In addition to the insurance issues, another serious violation occurs when a driver who is financing or leasing their vehicle uses it for commercial purposes. Most personal car loans prohibit commercial use of the vehicle. Just as personal insurance lines prohibit, deny or cancel policies if holders violate the terms of the contract, finance companies can also declare an auto loan to be in default and repossess the car. Again, Uber is misleading drivers in terms of the risks associated with using a personal vehicle for commercial purposes. Shocker.
Which brings us to the real policy issue: Will Uber ensure their drivers have appropriate insurance? Will they ensure that drivers who have a loan on their car are in in compliance with their lender? Today, drivers in Florida need commercial insurance. Tomorrow maybe they will be able to apply for “sharing” insurance. But until then, there remains a significant risk to all those involved. Drivers are literally a minor fender-bender away from serious financial and legal ramifications and could have their cars repossessed at anytime.
If Uber is here to stay, and I believe they are, then they owe it to everyone involved to put on their big boy policy pants and ensure 24/7 insurance coverage at all times for their drivers. Quit playing games with background checks and vehicle inspections. Stop acting as if somehow they are different and rules don’t apply to them.

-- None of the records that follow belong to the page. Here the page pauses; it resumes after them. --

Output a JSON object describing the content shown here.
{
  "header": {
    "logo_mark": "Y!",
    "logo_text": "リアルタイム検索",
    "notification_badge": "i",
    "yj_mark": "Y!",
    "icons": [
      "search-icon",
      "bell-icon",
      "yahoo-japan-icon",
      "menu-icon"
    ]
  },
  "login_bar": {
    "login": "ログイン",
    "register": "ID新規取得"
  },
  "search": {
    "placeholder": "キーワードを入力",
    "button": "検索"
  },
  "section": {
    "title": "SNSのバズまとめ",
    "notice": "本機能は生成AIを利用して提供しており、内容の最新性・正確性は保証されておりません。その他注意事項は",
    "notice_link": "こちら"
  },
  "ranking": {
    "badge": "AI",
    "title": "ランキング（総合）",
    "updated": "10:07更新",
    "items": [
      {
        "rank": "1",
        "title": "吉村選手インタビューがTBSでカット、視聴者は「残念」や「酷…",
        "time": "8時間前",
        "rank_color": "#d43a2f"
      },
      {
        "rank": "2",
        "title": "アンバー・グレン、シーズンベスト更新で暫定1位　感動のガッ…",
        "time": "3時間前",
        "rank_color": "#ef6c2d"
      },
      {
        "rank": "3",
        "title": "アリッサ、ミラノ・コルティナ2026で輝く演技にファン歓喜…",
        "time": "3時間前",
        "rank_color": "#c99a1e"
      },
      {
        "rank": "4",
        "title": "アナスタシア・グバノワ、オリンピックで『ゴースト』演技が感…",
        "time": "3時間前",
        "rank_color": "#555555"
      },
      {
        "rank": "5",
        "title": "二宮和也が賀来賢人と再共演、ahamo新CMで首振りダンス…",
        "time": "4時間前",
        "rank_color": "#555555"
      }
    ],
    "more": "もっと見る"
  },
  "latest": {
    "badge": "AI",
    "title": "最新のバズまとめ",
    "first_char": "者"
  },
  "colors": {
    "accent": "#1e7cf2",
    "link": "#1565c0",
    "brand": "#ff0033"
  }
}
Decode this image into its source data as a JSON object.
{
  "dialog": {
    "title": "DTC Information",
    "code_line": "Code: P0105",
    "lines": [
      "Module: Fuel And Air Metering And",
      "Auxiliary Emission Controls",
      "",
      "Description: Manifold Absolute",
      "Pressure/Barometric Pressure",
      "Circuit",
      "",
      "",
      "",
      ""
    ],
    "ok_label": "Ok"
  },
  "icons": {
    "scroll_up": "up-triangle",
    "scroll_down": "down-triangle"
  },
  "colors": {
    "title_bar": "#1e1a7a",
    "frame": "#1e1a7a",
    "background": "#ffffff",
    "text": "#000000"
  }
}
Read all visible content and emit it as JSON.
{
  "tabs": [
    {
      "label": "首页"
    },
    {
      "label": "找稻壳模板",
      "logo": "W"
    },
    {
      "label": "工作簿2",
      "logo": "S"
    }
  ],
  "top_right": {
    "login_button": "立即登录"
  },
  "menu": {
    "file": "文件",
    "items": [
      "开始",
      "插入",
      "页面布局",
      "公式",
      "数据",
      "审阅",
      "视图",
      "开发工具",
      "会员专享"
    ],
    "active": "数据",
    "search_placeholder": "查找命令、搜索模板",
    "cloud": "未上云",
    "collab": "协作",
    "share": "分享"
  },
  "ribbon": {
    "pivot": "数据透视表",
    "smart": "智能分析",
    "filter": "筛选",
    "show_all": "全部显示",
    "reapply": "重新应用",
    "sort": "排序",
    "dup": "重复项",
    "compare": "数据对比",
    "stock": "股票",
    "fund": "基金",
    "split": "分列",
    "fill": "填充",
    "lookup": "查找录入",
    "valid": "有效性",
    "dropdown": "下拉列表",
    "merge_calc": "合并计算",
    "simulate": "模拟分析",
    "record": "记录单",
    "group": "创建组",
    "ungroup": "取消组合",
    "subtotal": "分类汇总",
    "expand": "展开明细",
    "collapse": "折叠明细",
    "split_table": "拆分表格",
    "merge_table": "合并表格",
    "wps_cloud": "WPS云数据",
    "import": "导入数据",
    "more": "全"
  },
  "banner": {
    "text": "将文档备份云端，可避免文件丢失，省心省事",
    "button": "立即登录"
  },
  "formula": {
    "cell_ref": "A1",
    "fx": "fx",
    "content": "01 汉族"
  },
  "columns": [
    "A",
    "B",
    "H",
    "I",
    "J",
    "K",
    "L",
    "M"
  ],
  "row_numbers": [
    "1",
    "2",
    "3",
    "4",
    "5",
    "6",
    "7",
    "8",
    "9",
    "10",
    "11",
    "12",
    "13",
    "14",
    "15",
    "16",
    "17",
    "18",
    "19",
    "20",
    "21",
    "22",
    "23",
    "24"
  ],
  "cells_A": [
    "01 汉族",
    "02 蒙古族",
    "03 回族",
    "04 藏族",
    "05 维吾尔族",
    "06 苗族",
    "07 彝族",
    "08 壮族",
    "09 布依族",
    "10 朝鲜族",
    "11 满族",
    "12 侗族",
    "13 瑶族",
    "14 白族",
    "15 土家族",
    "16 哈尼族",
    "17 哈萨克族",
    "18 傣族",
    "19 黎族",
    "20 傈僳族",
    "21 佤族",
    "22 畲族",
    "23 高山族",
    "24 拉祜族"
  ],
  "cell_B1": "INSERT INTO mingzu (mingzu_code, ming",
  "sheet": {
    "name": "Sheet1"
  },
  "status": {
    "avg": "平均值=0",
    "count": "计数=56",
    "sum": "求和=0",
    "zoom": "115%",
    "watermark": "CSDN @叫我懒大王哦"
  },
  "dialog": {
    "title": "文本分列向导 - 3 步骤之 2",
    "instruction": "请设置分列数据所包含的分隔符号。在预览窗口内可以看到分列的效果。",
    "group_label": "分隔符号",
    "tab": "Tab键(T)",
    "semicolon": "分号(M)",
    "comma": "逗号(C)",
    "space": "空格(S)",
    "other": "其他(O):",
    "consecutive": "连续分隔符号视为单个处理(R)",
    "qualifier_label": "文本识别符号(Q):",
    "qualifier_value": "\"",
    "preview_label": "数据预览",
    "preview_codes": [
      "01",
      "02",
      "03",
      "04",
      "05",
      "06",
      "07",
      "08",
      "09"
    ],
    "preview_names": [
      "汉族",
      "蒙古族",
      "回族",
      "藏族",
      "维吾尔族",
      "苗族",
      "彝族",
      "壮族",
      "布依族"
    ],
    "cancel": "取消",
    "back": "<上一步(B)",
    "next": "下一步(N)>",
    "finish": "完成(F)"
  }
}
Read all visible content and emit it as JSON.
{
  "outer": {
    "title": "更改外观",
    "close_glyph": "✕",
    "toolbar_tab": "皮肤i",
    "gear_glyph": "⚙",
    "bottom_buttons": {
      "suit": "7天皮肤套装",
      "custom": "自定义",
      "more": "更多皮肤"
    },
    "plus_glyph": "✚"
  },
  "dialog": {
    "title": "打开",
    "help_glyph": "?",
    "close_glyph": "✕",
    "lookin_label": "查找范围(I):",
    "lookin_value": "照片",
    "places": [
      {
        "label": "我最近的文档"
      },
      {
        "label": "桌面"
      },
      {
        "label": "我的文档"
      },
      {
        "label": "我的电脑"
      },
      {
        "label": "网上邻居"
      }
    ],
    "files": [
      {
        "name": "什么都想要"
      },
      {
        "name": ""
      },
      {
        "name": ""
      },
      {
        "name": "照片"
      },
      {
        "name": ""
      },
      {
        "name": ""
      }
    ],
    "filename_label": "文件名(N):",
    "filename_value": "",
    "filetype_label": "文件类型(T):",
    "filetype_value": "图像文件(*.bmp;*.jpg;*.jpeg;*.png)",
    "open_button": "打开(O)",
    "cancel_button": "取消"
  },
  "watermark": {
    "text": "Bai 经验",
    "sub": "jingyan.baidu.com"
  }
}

Will it cost them more? Absolutely. Will they continue to be able to offer per mile trips at a fraction of what traditional taxi companies that follow the rules of the road charge? Doubtful. Will they take away regulators and local government’s argument that enforcement is needed because they refuse to follow even the most basic public safety regulations? Yes. Will they earn the respect they so desperately want from everyone? Maybe, if it’s not too late.